== Exercise aim ==
Nothing in the data below may be left out; return all of it exactly.

+++

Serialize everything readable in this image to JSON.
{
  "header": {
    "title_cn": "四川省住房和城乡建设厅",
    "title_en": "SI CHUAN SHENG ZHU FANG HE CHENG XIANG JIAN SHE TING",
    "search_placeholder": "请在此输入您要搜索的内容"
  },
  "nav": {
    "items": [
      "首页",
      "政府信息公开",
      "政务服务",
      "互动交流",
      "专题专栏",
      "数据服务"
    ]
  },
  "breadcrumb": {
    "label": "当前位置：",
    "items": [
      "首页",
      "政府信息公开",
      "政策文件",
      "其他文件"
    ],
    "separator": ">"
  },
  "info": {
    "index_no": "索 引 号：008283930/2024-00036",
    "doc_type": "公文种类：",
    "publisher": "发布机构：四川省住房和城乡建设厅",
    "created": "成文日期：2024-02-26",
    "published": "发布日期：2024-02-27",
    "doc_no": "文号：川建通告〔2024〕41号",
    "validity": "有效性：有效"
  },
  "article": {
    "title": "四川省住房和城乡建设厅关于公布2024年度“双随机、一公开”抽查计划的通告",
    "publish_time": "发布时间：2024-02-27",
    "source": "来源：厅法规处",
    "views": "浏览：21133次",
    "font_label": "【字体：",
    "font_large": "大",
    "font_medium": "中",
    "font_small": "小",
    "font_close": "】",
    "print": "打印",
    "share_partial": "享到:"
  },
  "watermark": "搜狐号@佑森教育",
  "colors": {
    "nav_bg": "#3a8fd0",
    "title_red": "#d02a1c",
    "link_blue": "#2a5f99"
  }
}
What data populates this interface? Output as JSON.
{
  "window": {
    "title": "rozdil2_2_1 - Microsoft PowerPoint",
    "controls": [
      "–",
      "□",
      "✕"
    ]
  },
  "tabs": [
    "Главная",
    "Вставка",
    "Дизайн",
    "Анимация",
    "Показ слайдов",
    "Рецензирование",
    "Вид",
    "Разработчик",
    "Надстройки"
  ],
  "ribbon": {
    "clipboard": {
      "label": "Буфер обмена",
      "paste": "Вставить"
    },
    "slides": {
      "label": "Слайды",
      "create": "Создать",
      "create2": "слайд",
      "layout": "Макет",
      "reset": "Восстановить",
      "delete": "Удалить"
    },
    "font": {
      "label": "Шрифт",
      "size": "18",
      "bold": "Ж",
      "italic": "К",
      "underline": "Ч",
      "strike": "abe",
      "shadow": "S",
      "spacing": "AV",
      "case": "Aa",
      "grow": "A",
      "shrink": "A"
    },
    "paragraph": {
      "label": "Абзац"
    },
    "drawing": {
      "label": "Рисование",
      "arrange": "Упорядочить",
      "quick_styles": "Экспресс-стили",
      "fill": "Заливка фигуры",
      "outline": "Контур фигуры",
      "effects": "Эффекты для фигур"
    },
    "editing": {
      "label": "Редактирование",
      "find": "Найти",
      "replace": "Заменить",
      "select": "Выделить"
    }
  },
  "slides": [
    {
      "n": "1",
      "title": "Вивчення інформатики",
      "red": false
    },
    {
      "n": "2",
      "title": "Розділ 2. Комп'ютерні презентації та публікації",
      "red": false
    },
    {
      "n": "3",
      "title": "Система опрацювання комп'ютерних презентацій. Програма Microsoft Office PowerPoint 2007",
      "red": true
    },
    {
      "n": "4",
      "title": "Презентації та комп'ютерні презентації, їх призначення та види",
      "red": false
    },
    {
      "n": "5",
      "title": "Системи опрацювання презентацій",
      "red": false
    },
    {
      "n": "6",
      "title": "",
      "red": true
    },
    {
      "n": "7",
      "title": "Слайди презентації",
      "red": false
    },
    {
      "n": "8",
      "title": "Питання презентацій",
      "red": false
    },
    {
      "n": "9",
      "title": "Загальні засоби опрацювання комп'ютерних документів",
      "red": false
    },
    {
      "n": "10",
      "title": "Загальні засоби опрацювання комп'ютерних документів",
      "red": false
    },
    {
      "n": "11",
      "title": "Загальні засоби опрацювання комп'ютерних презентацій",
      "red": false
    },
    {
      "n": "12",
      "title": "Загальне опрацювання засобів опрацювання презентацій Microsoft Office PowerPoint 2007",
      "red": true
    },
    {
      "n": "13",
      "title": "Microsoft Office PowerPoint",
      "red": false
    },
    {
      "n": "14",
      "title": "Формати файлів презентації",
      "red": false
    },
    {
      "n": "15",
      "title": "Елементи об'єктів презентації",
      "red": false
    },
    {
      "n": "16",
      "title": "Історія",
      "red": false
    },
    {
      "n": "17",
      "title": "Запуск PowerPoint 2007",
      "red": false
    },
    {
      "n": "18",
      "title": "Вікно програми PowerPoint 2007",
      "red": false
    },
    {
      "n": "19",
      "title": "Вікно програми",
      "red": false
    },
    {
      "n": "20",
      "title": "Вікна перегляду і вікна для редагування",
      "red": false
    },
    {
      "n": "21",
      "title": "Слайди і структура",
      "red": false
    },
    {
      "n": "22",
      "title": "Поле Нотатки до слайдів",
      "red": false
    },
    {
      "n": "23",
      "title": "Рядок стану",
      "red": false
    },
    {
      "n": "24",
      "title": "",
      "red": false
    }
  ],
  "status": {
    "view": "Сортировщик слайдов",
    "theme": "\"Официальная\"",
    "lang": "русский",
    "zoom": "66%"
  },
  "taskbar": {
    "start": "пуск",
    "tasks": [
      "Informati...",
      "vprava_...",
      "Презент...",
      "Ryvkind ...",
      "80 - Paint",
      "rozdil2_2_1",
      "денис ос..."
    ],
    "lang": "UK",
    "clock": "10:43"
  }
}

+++

== Output of the task ==
Serialize everything readable in this image to JSON.
{
  "header": {
    "title_cn": "四川省住房和城乡建设厅",
    "title_en": "SI CHUAN SHENG ZHU FANG HE CHENG XIANG JIAN SHE TING",
    "search_placeholder": "请在此输入您要搜索的内容"
  },
  "nav": {
    "items": [
      "首页",
      "政府信息公开",
      "政务服务",
      "互动交流",
      "专题专栏",
      "数据服务"
    ]
  },
  "breadcrumb": {
    "label": "当前位置：",
    "items": [
      "首页",
      "政府信息公开",
      "政策文件",
      "其他文件"
    ],
    "separator": ">"
  },
  "info": {
    "index_no": "索 引 号：008283930/2024-00036",
    "doc_type": "公文种类：",
    "publisher": "发布机构：四川省住房和城乡建设厅",
    "created": "成文日期：2024-02-26",
    "published": "发布日期：2024-02-27",
    "doc_no": "文号：川建通告〔2024〕41号",
    "validity": "有效性：有效"
  },
  "article": {
    "title": "四川省住房和城乡建设厅关于公布2024年度“双随机、一公开”抽查计划的通告",
    "publish_time": "发布时间：2024-02-27",
    "source": "来源：厅法规处",
    "views": "浏览：21133次",
    "font_label": "【字体：",
    "font_large": "大",
    "font_medium": "中",
    "font_small": "小",
    "font_close": "】",
    "print": "打印",
    "share_partial": "享到:"
  },
  "watermark": "搜狐号@佑森教育",
  "colors": {
    "nav_bg": "#3a8fd0",
    "title_red": "#d02a1c",
    "link_blue": "#2a5f99"
  }
}
What data populates this interface? Output as JSON.
{
  "window": {
    "title": "rozdil2_2_1 - Microsoft PowerPoint",
    "controls": [
      "–",
      "□",
      "✕"
    ]
  },
  "tabs": [
    "Главная",
    "Вставка",
    "Дизайн",
    "Анимация",
    "Показ слайдов",
    "Рецензирование",
    "Вид",
    "Разработчик",
    "Надстройки"
  ],
  "ribbon": {
    "clipboard": {
      "label": "Буфер обмена",
      "paste": "Вставить"
    },
    "slides": {
      "label": "Слайды",
      "create": "Создать",
      "create2": "слайд",
      "layout": "Макет",
      "reset": "Восстановить",
      "delete": "Удалить"
    },
    "font": {
      "label": "Шрифт",
      "size": "18",
      "bold": "Ж",
      "italic": "К",
      "underline": "Ч",
      "strike": "abe",
      "shadow": "S",
      "spacing": "AV",
      "case": "Aa",
      "grow": "A",
      "shrink": "A"
    },
    "paragraph": {
      "label": "Абзац"
    },
    "drawing": {
      "label": "Рисование",
      "arrange": "Упорядочить",
      "quick_styles": "Экспресс-стили",
      "fill": "Заливка фигуры",
      "outline": "Контур фигуры",
      "effects": "Эффекты для фигур"
    },
    "editing": {
      "label": "Редактирование",
      "find": "Найти",
      "replace": "Заменить",
      "select": "Выделить"
    }
  },
  "slides": [
    {
      "n": "1",
      "title": "Вивчення інформатики",
      "red": false
    },
    {
      "n": "2",
      "title": "Розділ 2. Комп'ютерні презентації та публікації",
      "red": false
    },
    {
      "n": "3",
      "title": "Система опрацювання комп'ютерних презентацій. Програма Microsoft Office PowerPoint 2007",
      "red": true
    },
    {
      "n": "4",
      "title": "Презентації та комп'ютерні презентації, їх призначення та види",
      "red": false
    },
    {
      "n": "5",
      "title": "Системи опрацювання презентацій",
      "red": false
    },
    {
      "n": "6",
      "title": "",
      "red": true
    },
    {
      "n": "7",
      "title": "Слайди презентації",
      "red": false
    },
    {
      "n": "8",
      "title": "Питання презентацій",
      "red": false
    },
    {
      "n": "9",
      "title": "Загальні засоби опрацювання комп'ютерних документів",
      "red": false
    },
    {
      "n": "10",
      "title": "Загальні засоби опрацювання комп'ютерних документів",
      "red": false
    },
    {
      "n": "11",
      "title": "Загальні засоби опрацювання комп'ютерних презентацій",
      "red": false
    },
    {
      "n": "12",
      "title": "Загальне опрацювання засобів опрацювання презентацій Microsoft Office PowerPoint 2007",
      "red": true
    },
    {
      "n": "13",
      "title": "Microsoft Office PowerPoint",
      "red": false
    },
    {
      "n": "14",
      "title": "Формати файлів презентації",
      "red": false
    },
    {
      "n": "15",
      "title": "Елементи об'єктів презентації",
      "red": false
    },
    {
      "n": "16",
      "title": "Історія",
      "red": false
    },
    {
      "n": "17",
      "title": "Запуск PowerPoint 2007",
      "red": false
    },
    {
      "n": "18",
      "title": "Вікно програми PowerPoint 2007",
      "red": false
    },
    {
      "n": "19",
      "title": "Вікно програми",
      "red": false
    },
    {
      "n": "20",
      "title": "Вікна перегляду і вікна для редагування",
      "red": false
    },
    {
      "n": "21",
      "title": "Слайди і структура",
      "red": false
    },
    {
      "n": "22",
      "title": "Поле Нотатки до слайдів",
      "red": false
    },
    {
      "n": "23",
      "title": "Рядок стану",
      "red": false
    },
    {
      "n": "24",
      "title": "",
      "red": false
    }
  ],
  "status": {
    "view": "Сортировщик слайдов",
    "theme": "\"Официальная\"",
    "lang": "русский",
    "zoom": "66%"
  },
  "taskbar": {
    "start": "пуск",
    "tasks": [
      "Informati...",
      "vprava_...",
      "Презент...",
      "Ryvkind ...",
      "80 - Paint",
      "rozdil2_2_1",
      "денис ос..."
    ],
    "lang": "UK",
    "clock": "10:43"
  }
}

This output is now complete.